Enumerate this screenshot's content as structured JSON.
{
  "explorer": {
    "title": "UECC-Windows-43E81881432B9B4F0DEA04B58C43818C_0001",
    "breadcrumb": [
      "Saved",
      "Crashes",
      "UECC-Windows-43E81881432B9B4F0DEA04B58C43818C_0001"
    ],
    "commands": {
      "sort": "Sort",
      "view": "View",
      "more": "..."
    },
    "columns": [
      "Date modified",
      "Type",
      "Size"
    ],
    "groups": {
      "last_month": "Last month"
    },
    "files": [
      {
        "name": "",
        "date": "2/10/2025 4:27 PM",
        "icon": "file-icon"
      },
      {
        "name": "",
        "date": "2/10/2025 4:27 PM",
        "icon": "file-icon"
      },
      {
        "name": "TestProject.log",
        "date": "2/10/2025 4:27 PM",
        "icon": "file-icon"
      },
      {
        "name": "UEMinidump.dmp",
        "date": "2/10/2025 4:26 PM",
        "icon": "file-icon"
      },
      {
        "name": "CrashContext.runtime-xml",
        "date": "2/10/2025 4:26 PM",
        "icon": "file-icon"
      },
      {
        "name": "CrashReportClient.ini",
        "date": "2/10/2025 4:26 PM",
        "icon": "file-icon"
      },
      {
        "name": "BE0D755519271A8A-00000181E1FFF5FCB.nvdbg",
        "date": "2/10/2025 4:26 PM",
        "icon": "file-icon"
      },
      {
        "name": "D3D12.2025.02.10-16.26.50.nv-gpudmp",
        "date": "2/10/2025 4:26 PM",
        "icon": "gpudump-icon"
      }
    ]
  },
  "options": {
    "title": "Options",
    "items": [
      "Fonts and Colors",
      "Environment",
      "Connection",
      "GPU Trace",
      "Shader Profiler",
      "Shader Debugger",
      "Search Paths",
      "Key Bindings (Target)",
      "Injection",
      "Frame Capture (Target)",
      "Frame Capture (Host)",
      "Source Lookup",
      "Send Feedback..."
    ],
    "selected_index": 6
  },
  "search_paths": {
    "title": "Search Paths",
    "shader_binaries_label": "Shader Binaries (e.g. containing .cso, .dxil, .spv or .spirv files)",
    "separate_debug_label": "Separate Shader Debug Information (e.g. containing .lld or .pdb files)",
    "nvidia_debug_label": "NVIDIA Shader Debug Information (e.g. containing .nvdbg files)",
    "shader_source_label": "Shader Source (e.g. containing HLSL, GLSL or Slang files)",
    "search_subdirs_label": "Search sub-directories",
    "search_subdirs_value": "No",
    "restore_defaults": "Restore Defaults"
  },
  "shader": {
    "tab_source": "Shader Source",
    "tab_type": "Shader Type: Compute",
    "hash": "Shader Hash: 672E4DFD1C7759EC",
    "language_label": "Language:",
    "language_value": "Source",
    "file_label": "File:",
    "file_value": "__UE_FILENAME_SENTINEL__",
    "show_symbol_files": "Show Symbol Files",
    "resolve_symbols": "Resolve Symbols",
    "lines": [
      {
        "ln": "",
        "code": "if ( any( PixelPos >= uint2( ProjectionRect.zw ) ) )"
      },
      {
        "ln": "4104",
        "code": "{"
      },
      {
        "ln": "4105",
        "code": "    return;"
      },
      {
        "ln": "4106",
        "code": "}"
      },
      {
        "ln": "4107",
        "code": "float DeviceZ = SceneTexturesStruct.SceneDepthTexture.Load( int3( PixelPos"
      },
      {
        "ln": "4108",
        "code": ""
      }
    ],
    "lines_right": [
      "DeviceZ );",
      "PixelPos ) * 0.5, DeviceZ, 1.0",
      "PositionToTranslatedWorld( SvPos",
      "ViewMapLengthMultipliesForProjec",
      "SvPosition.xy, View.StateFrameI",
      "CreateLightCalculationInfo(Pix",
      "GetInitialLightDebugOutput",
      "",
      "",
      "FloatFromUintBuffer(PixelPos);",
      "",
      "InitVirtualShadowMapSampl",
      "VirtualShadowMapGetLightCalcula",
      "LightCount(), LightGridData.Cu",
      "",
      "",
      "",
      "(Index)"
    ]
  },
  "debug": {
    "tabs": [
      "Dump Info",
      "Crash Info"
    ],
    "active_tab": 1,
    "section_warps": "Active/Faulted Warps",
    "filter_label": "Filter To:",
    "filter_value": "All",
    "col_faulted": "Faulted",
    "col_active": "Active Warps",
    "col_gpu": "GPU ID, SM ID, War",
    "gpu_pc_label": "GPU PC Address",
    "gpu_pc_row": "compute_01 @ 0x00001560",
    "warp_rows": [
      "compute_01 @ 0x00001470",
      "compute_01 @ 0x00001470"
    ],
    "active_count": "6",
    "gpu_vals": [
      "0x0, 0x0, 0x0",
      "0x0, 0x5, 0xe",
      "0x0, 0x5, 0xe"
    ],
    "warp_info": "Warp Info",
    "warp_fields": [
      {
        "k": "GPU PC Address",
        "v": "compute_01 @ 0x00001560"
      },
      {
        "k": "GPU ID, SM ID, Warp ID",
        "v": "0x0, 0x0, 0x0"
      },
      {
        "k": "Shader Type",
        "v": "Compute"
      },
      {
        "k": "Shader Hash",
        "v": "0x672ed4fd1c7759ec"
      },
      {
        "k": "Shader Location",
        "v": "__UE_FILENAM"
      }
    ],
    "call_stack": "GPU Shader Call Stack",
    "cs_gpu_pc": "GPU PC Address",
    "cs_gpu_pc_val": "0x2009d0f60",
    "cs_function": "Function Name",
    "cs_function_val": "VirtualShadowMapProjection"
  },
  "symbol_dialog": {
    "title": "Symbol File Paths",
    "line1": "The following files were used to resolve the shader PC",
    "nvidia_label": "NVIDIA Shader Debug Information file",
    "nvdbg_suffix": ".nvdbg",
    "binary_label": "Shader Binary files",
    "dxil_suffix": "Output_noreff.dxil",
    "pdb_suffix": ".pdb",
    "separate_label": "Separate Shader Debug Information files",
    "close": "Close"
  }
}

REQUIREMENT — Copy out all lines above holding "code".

RESPONSE TO THIS TASK —
        "code": "if ( any( PixelPos >= uint2( ProjectionRect.zw ) ) )"
        "code": "{"
        "code": "    return;"
        "code": "}"
        "code": "float DeviceZ = SceneTexturesStruct.SceneDepthTexture.Load( int3( PixelPos"
        "code": ""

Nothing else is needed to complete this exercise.